> **Task to complete**:
Within the data below, count the lines that include "JSON" and give only the count.

The records Block Start

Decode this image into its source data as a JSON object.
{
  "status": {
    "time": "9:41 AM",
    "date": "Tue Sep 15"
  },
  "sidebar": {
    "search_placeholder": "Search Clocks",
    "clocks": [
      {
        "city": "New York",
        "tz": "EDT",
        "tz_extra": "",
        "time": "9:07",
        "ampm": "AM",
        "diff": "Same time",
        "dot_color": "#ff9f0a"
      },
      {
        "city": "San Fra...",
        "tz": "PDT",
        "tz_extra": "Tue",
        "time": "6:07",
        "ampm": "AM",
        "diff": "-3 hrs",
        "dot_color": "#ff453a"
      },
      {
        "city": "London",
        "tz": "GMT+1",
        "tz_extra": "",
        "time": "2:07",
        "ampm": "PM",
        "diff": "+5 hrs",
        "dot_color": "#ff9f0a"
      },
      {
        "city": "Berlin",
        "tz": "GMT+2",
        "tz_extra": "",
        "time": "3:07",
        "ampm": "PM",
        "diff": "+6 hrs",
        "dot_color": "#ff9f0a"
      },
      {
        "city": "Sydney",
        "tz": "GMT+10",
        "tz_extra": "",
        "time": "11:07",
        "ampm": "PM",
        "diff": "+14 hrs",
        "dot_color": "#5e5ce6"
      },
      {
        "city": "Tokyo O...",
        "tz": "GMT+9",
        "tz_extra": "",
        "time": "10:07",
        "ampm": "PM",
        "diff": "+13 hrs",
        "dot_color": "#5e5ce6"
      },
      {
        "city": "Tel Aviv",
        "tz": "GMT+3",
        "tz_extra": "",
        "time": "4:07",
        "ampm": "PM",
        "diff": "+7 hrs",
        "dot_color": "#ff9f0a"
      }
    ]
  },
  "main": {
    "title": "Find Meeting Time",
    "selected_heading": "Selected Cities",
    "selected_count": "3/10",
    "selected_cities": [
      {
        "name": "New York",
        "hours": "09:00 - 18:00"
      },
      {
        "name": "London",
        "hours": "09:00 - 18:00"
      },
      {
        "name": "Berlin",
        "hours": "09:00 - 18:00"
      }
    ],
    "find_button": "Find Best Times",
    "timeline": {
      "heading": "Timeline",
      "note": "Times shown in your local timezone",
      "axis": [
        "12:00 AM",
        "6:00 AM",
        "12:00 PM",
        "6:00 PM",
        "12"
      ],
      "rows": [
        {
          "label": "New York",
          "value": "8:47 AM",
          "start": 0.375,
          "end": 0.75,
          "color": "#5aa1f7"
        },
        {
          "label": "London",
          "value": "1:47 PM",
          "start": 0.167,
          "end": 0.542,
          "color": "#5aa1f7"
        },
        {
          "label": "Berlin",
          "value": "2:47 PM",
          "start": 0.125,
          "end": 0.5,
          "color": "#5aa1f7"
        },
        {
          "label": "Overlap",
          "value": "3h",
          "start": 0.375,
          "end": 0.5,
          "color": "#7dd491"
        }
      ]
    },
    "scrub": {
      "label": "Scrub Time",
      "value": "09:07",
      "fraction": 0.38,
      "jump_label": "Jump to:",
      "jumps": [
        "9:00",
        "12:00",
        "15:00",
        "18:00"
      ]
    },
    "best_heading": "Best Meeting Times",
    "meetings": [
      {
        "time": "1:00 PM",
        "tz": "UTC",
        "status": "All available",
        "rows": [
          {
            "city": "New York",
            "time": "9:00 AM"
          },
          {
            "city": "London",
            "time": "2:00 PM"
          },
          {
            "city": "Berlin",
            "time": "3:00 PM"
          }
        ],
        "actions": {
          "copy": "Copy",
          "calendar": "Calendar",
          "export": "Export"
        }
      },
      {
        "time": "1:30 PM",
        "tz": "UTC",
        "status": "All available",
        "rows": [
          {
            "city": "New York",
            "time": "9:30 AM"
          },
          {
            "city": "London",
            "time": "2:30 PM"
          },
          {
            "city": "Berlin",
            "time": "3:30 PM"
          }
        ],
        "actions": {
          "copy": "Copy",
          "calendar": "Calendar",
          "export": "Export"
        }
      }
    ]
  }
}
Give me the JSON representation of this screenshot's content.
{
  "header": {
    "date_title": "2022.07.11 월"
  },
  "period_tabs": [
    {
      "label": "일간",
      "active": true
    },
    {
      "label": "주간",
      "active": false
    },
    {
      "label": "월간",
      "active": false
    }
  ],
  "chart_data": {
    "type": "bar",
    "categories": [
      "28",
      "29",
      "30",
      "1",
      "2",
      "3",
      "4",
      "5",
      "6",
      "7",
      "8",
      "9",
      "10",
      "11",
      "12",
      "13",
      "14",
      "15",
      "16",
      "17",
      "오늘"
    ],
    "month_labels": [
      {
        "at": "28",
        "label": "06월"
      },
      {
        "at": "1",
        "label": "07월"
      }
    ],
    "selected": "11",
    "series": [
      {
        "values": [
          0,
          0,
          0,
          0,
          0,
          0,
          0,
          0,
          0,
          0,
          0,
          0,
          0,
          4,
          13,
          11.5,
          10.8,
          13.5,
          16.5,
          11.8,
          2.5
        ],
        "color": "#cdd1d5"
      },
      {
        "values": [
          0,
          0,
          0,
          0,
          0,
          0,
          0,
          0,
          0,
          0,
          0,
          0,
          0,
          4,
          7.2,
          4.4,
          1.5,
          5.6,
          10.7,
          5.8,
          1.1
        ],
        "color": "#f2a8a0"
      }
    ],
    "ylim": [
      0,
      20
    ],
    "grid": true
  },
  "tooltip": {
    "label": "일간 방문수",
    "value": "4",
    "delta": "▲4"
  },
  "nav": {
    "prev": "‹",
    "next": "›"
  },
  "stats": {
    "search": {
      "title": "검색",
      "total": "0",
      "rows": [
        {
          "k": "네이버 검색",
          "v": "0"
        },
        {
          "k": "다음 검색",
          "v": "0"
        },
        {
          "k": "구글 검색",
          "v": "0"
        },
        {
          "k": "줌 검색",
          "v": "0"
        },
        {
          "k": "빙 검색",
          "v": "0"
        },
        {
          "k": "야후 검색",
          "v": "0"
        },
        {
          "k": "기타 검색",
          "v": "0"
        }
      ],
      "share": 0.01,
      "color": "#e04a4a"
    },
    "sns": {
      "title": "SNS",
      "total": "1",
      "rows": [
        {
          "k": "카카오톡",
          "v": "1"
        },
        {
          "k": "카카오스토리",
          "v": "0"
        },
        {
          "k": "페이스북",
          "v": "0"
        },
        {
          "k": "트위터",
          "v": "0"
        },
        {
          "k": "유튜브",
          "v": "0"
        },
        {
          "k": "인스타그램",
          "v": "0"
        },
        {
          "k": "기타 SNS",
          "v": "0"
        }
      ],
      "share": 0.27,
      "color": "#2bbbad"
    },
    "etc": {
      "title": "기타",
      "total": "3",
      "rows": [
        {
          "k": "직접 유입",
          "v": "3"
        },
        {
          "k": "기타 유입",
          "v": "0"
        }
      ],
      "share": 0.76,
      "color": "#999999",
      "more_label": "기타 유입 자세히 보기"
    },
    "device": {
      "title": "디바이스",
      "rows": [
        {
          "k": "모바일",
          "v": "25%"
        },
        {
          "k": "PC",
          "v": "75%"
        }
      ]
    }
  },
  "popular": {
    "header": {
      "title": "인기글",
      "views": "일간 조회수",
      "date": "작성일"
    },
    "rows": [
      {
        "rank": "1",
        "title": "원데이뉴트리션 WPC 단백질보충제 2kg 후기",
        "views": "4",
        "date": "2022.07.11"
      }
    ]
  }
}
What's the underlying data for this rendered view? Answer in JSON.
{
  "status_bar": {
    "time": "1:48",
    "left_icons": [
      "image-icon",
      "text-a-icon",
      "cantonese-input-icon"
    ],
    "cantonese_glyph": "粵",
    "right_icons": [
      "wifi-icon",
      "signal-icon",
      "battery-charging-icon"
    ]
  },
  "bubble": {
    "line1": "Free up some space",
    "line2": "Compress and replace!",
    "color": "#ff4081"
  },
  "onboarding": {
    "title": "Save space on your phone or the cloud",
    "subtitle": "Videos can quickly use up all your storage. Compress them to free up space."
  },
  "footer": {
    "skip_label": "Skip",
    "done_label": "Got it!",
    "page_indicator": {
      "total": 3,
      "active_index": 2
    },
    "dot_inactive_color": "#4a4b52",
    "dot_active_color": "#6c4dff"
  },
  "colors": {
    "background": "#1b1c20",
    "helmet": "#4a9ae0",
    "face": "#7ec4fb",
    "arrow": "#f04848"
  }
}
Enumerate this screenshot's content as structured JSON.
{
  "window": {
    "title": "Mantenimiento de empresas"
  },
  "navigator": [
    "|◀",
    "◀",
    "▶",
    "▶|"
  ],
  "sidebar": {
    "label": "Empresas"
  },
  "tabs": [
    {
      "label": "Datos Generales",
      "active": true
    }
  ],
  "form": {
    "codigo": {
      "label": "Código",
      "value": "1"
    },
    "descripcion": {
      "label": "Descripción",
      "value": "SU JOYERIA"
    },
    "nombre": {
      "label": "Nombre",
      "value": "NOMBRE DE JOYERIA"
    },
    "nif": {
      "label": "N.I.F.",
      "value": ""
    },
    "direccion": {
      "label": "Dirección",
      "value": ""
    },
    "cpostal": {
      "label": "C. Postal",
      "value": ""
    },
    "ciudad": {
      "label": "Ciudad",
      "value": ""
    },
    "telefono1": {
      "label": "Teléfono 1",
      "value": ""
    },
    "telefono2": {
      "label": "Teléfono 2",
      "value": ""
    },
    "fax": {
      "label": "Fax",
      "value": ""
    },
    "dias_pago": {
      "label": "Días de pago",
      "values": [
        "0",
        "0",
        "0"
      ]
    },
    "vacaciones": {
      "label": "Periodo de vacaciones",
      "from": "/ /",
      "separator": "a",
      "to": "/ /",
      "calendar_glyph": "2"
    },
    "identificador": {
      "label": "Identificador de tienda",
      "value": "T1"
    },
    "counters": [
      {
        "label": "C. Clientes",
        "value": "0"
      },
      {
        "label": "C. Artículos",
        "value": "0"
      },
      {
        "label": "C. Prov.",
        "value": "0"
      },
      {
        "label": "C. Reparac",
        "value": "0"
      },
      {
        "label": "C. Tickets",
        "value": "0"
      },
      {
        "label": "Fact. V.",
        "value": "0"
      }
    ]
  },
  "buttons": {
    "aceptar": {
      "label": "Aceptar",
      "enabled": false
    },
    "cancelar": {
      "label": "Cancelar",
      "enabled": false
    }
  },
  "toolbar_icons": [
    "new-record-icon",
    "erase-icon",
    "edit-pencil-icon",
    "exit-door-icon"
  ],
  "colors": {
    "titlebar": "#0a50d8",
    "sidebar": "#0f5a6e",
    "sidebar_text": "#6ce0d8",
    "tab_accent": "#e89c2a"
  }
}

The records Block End

> **The answer**:
4